Event

Feb 18, 2020
Large-scale Information Extraction and its Transformative Effect on Scholarly Practices in the Humanities

The capability of extracting information from digitized sources (e.g. newspapers, scholarly publications, etc.), combined with the design and development of innovative user interfaces, has the potential to deeply transform scholarly practices in the humanities. In this talk, Matteo Romanello reflects on how two recent platforms developed at EPFL's DHLAB – Impresso and ScholarIndex – are transforming the way in which historians can work with newspapers, and the way scholars can find bibliographic information about primary and secondary sources in the humanities.

 Matteo Romanello used to be the main organizer of the Digital Classicist Berlin (http://de.digitalclassicist.org/berlin/), a series of presentations on using computational methods to study historical texts. We are thrilled to welcome Matteo back to Berlin.
Address
Boltzmannstraße 22, 14195 Berlin, Germany
Room
Room 215
Contact and Registration

All are welcome to attend, regardless of prior experience of the digital humanities. Registration is required for external participants. To register, and for further information on the Digital Humanities Brown Bag Lunch series email Research IT Group.

About This Series

Brown Bag Lunch is a bi-weekly meeting of researchers at the MPIWG who use or want to learn more about digital research methods, broadly encompassed by the term Digital Humanities. In the Brown Bag Lunch meetings, researchers can discuss tools, share ideas and experiences (good and bad), and learn from each other. Each session explores a new topic; workshops are usually interactive, and we often invite external speakers. Please feel free to bring your lunch, and a laptop or notebook in order to participate!
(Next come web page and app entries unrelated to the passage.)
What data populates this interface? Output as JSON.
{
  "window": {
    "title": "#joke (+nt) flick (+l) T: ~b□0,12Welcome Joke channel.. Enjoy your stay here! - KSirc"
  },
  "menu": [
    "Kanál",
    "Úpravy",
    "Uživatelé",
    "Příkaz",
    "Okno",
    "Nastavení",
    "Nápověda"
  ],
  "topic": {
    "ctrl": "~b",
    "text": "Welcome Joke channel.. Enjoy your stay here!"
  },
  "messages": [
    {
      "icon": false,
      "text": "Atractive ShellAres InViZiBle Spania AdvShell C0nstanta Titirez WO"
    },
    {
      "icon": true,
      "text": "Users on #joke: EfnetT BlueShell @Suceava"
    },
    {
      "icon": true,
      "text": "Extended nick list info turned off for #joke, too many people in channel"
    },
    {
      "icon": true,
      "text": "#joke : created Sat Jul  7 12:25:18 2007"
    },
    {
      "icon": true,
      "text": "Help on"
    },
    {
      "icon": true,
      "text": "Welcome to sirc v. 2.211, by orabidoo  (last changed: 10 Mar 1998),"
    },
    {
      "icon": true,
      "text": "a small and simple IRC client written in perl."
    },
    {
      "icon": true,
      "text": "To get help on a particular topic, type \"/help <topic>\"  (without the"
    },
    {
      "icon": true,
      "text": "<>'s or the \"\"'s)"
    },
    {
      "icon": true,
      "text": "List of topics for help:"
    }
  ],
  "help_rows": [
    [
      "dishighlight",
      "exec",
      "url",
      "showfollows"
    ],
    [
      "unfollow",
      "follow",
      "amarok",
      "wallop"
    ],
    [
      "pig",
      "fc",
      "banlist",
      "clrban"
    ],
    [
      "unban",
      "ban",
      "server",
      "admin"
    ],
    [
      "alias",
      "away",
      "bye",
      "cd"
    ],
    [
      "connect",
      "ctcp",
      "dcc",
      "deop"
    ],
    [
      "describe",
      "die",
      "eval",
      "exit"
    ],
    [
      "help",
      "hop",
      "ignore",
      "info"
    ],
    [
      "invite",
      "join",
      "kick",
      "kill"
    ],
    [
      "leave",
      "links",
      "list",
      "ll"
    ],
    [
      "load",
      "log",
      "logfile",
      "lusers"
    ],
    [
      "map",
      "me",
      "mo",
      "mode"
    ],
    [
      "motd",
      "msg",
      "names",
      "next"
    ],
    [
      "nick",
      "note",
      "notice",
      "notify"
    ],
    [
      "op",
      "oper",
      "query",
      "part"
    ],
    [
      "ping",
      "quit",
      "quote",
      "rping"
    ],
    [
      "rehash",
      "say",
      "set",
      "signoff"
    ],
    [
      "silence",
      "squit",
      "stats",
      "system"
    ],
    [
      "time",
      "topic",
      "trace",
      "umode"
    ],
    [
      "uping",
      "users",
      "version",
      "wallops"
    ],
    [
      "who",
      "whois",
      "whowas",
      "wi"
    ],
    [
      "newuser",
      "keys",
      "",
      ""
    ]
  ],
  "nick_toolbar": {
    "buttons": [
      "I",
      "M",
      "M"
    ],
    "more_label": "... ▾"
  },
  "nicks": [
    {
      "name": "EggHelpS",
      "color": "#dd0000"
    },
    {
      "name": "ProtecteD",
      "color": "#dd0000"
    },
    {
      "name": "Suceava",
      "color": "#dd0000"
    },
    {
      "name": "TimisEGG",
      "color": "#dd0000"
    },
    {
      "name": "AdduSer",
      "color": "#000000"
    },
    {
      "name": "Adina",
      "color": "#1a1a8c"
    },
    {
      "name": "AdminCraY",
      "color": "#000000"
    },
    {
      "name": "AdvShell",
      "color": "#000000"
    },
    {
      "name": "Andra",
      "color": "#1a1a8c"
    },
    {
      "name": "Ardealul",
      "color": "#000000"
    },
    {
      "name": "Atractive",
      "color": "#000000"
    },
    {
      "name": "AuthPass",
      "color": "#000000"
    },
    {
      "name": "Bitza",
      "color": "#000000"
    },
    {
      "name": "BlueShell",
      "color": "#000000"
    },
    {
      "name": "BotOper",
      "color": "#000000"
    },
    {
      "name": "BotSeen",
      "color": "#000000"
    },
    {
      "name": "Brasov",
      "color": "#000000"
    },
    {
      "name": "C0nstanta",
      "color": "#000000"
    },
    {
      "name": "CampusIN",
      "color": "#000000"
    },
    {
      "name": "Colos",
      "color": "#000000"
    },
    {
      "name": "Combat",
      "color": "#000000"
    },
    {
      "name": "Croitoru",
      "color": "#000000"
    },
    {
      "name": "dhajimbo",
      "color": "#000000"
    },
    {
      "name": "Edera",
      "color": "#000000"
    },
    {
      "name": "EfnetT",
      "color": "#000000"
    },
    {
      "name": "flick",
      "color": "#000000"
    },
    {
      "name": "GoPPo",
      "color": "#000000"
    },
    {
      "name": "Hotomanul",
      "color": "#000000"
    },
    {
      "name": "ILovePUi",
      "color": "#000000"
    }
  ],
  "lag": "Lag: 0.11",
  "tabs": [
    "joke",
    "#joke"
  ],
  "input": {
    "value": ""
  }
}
2020-02-18T12:00:00SAVE IN I-CAL 2020-02-18 12:00:00 2020-02-18 13:30:00 Large-scale Information Extraction and its Transformative Effect on Scholarly Practices in the Humanities The capability of extracting information from digitized sources (e.g. newspapers, scholarly publications, etc.), combined with the design and development of innovative user interfaces, has the potential to deeply transform scholarly practices in the humanities. In this talk, Matteo Romanello reflects on how two recent platforms developed at EPFL's DHLAB – Impresso and ScholarIndex – are transforming the way in which historians can work with newspapers, and the way scholars can find bibliographic information about primary and secondary sources in the humanities.  Matteo Romanello used to be the main organizer of the Digital Classicist Berlin (http://de.digitalclassicist.org/berlin/), a series of presentations on using computational methods to study historical texts. We are thrilled to welcome Matteo back to Berlin. Boltzmannstraße 22, 14195 Berlin, Germany Room 215 Shih-Pei ChenRobert CastiesDirk WintergrünFlorian KräutliPascal Belouin Shih-Pei ChenRobert CastiesDirk WintergrünFlorian KräutliPascal Belouin Europe/Berlin public